District 208’s former school board president, James Marciniak, lambasted the current school board during the public comment portion of the board’s regular meeting on Sept. 13.

Marciniak harshly criticized the board for approving a budget with an operating deficit of more than $900,000, for charging fees to parents and for short-changing fine arts and academic activities in favor of athletics.

“I think the expectation from the community, by the 80/20 referendum loss, was balance your budget, restore your district to financial health,” Marciniak told the board. “That’s the smell of reserve money burning. That was supposed to stop. I thought that was going to stop when we got this new era of fiscal responsibility on this board.”

Marciniak said that recent fee increases are just another form of taxation.

“You’re taxing the families who just happen to have kids the right age to be attending this high school,” Marciniak said

He complained that academic clubs and fine arts activities were cut while water polo was saved.

Marciniak, who left the school board in May after deciding not to run for re-election after serving one term, also blasted the decision to give raises to administrators and suggested that the outgoing school board had left a plan to balance the budget.

“Administrative raises after all of that, after all we’ve done to keep dollars in the classroom,” Marciniak said. “Dollars for administrators. Frankly I’m stunned. There was a plan, I don’t understand what happened here, but you failed to execute. I hope to see some improvement.”

After the meeting District 208 school board president Matt Sinde responded to Marciniak’s comments.

“Mr. Marciniak was part of the group that developed that budget which stated that we had to have a 20 percent fund balance,” Sinde said. “This budget has a 23.5-percent fund balance, so I think we’re a little bit ahead of the game, more than the budget of Mr. Marciniak’s board.”

After the meeting Marciniak’s expanded on his comments insisting that the board could have balanced the budget had they followed a plan left for them by the outgoing board. He also blamed Jerry Buttimer and Chris Robling, two former allies of Marciniak who supported five of the current seven board members in their school board campaigns, for what Marciniak said was the board’s shortcomings.  
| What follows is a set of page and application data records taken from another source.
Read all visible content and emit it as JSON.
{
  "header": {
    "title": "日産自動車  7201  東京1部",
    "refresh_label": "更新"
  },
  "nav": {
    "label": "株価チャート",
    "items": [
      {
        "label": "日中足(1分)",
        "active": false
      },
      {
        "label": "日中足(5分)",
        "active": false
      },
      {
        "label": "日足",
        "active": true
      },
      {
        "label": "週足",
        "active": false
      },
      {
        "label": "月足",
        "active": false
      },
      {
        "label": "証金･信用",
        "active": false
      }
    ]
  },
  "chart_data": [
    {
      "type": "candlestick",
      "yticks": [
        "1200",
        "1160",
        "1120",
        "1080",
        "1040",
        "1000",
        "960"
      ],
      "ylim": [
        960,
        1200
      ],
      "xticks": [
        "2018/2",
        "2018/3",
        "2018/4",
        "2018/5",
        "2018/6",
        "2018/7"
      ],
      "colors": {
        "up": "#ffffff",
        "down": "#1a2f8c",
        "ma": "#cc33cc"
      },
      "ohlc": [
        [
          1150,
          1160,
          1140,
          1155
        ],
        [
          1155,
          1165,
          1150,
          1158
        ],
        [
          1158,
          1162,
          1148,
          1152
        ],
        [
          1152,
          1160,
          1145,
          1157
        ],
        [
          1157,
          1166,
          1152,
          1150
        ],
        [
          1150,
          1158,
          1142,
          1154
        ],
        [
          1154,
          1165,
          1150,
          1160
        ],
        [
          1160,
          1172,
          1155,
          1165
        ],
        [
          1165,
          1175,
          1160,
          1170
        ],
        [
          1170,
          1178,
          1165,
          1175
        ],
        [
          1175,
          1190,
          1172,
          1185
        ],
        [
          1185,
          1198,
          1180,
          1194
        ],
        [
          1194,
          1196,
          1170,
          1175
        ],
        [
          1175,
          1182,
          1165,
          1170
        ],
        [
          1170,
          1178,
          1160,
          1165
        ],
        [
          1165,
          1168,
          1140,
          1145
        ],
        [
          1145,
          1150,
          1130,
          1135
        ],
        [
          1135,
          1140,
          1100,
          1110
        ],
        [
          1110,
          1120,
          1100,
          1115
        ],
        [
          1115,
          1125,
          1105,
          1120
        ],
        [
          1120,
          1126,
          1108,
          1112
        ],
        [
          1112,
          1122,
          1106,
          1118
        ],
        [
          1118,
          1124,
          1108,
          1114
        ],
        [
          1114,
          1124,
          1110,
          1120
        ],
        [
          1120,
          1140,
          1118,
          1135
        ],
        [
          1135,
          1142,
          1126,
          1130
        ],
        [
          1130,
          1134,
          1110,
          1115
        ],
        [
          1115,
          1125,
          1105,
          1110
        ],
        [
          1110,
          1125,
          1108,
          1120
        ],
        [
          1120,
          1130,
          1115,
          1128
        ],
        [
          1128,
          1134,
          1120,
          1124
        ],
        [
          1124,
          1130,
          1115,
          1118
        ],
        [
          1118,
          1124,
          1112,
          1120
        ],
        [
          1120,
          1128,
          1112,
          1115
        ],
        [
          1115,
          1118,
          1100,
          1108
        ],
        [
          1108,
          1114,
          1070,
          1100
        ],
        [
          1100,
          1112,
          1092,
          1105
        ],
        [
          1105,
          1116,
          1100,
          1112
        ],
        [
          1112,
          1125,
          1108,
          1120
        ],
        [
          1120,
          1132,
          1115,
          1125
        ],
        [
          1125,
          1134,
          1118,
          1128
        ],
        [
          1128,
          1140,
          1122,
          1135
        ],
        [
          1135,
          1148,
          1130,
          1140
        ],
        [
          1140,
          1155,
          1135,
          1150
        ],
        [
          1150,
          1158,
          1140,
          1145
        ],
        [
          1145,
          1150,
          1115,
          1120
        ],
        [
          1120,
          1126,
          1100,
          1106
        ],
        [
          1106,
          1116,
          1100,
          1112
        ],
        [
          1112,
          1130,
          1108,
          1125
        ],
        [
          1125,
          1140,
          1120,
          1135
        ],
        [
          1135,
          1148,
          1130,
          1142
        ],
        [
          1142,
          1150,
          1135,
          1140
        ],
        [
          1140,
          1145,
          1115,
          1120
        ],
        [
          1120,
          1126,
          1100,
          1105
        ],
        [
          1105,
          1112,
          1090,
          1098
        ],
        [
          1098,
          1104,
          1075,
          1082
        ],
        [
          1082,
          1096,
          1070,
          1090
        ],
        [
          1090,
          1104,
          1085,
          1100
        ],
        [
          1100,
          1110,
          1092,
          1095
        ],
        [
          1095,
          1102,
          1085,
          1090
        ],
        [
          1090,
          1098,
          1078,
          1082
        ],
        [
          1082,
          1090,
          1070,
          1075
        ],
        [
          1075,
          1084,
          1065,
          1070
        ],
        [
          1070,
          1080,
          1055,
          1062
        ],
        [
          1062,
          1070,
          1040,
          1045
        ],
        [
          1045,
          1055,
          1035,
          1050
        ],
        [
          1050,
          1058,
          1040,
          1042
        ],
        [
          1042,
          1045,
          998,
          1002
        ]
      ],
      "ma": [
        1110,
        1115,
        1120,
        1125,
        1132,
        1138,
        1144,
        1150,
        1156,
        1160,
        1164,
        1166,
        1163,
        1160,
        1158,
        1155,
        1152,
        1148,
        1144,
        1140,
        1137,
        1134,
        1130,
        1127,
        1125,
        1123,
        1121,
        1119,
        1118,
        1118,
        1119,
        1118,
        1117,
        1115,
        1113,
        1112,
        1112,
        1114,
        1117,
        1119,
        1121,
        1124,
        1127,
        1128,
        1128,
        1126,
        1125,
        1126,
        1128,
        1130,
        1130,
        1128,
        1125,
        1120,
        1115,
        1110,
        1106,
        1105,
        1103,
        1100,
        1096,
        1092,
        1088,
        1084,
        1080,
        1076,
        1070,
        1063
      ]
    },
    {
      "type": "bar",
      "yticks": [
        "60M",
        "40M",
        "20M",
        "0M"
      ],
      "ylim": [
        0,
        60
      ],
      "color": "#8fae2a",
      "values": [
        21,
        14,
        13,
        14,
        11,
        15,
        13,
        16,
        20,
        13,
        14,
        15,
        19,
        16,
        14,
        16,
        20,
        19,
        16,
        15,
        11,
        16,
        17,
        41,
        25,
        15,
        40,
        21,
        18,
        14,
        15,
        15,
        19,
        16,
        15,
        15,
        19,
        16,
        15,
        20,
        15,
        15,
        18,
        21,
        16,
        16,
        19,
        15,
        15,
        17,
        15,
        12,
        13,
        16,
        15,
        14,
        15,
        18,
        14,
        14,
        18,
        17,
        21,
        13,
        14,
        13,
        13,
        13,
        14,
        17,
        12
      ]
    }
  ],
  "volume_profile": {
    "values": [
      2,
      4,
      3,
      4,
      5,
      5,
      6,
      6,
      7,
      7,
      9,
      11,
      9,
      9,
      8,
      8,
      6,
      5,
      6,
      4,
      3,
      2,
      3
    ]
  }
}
“You’re going to have to ask Buttimer and Robling why their hand-picked board failed to pass Budget 101 when they had a crib sheet that told them exactly how to do this,” Marciniak told the Landmark. “They need to own this. This budget was supposed to be balanced, and it’s far from balanced.”

When informed of Marciniak’s comments, Robling fired back, blaming RBHS’ financial troubles on the teachers’ contract Marciniak and then-school board President Larry Herbst helped negotiate in 2008.

“The board is hand-picked by the voters,” Robling said. “It will take years for us to recover from the budget-busting choices of the Herbst-Marciniak era.”

Marciniak’s claim that the outgoing board had a plan to balance the budget does not appear to be supported by any publicly available documents.

In 2010 the school board and the District 208 administration put together a plan of budget cuts to make if the April referendum failed, which it did. According to those financial projections distributed by the administration last year, even when all the planned cuts were implemented and fees increased, the operating budget deficit was still projected to be $884,867 only $35,000 less than the deficit forecast in the budget that the school board unanimously passed at last week’s meeting.

The current school board did restore boys and girls water polo, which was scheduled to be eliminated at a cost of around $21,000, saved the Ecology Club and tweaked the pay-to-participate athletic fee but otherwise pretty closely matched the planned cuts.

Board member Dan Moon rejected Marciniak’s claim that the current board veered far off the plan.

“I guess I was a little shocked to hear what Jim said, because we weren’t off script at all,” Moon said. “He shouldn’t have been shocked by anything. We have a bunch of fiscal hawks there who are even more severe than I am. They voted for this budget.”

Ironically, Marciniak ran for the school board on a team with Robling in 2007. Marciniak was elected, but Robling was not. In 2009, Marciniak wrote a letter to the Landmark endorsing Moon, Sinde and Mike Welch. When all three won, he even went to a victory party on election night at Buttimer’s home.

But after Marciniak was elected board president by the votes of Moon, Sinde and Welch in 2009, relations gradually became strained.

Marciniak clearly doesn’t think much of the current board, and he seems to be relishing the opportunity to dish out criticism rather than take it as he had done when he was board president.

“We were supposed to be seeing this all-star team of financial tigers, and they still wind up losing a million bucks before they’re even out of the gate,” Marciniak said. “I’m not impressed with anything I saw in there.”